Chances in China’s Healthcare & Pharmaceutical market: Opportunities and legislation

China is one of the largest and fastest growing healthcare service markets in the world. According to the latest Health Care Outlook published by Deloitte, China’s annual expenditure is projected to grow at an average rate of 11.8 percent a year in 2014-2018, reaching $892 billion by 2018. Despite these positive figures, China’s health care spending still accounts for a lower percentage of the country’s GDP than that og Organization for Economic Co-operation and Development (OECD) countries. China also is facing the challenges of growing aging population, and it’s rapidly increasing middle class increasingly calls for better and more advanced universal health care and insurance.

In recent years China has begun to expedite the opening up of the healthcare service sector to both private and foreign investors, and in general restrictions have been lifted or eased. The ceiling of foreign participation in Sino-foreign medical institutions has recently been removed. Wholly foreign owned hospitals are now allowed in three cities (Beijing, Tianjin and Shanghai) and four provinces (Jiangsu, Fujian, Guangdong and Hainan) on a pilot basis.
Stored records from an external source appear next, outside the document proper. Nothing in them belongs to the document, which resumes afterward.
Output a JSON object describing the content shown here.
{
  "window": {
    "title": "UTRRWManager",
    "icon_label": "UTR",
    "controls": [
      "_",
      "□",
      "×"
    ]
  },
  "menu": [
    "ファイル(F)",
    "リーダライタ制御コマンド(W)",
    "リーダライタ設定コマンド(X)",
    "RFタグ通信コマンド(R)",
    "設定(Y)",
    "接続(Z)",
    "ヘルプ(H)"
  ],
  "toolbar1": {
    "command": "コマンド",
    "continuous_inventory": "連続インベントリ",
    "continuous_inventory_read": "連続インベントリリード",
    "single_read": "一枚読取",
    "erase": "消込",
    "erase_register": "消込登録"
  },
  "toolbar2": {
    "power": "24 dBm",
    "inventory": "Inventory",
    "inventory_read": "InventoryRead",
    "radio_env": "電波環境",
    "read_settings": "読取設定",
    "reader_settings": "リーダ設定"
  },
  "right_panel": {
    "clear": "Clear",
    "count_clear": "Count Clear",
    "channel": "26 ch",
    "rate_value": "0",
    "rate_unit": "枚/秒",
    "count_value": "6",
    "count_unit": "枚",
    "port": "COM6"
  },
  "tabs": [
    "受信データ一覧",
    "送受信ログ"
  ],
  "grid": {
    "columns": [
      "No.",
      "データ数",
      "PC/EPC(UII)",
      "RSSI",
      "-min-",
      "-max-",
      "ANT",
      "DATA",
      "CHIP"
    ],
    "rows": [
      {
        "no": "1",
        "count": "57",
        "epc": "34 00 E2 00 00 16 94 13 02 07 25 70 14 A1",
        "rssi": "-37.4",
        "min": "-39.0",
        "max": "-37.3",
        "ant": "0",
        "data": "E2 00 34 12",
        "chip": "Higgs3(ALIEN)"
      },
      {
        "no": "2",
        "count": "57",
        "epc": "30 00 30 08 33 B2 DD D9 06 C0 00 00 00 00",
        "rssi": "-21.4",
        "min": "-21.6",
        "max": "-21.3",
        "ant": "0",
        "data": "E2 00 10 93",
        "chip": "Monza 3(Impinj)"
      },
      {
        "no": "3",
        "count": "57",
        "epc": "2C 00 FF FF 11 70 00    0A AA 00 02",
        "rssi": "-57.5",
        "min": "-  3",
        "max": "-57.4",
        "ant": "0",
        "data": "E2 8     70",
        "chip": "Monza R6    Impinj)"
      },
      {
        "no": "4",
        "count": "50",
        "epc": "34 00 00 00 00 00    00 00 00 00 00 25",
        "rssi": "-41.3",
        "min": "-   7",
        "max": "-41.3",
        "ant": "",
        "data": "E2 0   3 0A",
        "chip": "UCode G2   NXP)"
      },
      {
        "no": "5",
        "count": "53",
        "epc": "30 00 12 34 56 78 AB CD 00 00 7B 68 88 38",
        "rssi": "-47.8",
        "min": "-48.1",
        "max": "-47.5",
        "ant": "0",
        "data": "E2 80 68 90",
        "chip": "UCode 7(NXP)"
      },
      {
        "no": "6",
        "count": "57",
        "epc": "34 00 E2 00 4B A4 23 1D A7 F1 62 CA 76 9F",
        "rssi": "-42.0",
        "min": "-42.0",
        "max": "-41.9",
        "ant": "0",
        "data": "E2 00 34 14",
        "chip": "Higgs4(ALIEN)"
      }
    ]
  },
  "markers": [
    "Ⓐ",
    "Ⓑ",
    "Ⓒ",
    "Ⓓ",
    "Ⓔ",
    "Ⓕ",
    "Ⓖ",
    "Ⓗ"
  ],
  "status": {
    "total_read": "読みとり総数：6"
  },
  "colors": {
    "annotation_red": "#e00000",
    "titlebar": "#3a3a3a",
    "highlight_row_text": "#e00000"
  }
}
China’s healthcare providers are mainly hospitals, primary healthcare clinics and other medical institutions. China nowadays allows wholly foreign owned investment structures (100%) in the  healthcare and senior care sectors, but for certain specific types of primary care, clinics and home healthcare, the government still restricts access under a regulatory scheme. Therefore, foreign companies interested in investing in China should check carefully whether their planned activities are allowed or not.

For foreign investors, there are four ways to invest in the Chinese healthcare market: 

  • Green Field Investment – an investor can set up a private medical institution.  As discussed above, this is possible, but establishment requires the investor to inject a large amount of capital upfront and the procedure of setting up can take up considerable time. Therefore cash flow will be an important consideration.
  • Acquisition – an investor can acquire an existing private hospital to achieve a fast entry but upfront capital expenditure can be significant. A well-prepared Due Diligence report is indispensable after the investor decides to enter the market by acquisition.
  • Privatization – an investor can combine its investment with the privatization of a public hospital. As a consequence, the investor can obtain an existing brand and patient pool, however  many uncertainties  in negotiating with local government will be required.
  • Contract Management – It is commonly used that an investor enters into a range of agreements with the hospitals and operates them for a management fee on an “entrusted” basis.=

Relevant Laws:

New Chinese Drug Administration law:

In April 2015, China amended its Drug Administration Law which simplifies the procedure for foreign investors to set up a company in the pharmaceutical sector. For instance, in the past the investors who intended to manufacture or distribute pharmaceuticals in China must apply for Drug Manufacturing License or a Drug Distribution License before applying for a business license. The new Drug Administration law stipulates the possibility of applying for the licenses after obtaining a business licence. It is also worthy of knowing that the amended law completely removed the price controls on medicines, including price fixing and guidance.

Chinese Advertising law:

When entering the pharmaceutical market in China, companies will probably consider promoting their products through advertisements and social media. It is important to be aware that the Chinese Advertising Law regulates this strictly. Some specific items cannot be advertised. For example, advertising for anaesthetics, psychotropic drugs, toxic and radioactive drugs for medical use is strictly forbidden;advertising for prescription drugs is only allowed in professional medical journals; health food products cannot be advertised as medical products, etc. The content of advertisement also needs to meet certain requirements. Any advertisement for drugs, medical treatment or medical devices may not contain, for example, assertions or assurances regarding safety and efficacy, information relating to recovery rates or efficiency, or comparison with other medical products etc.

If you need more advice on this subject, please feel free to contact us.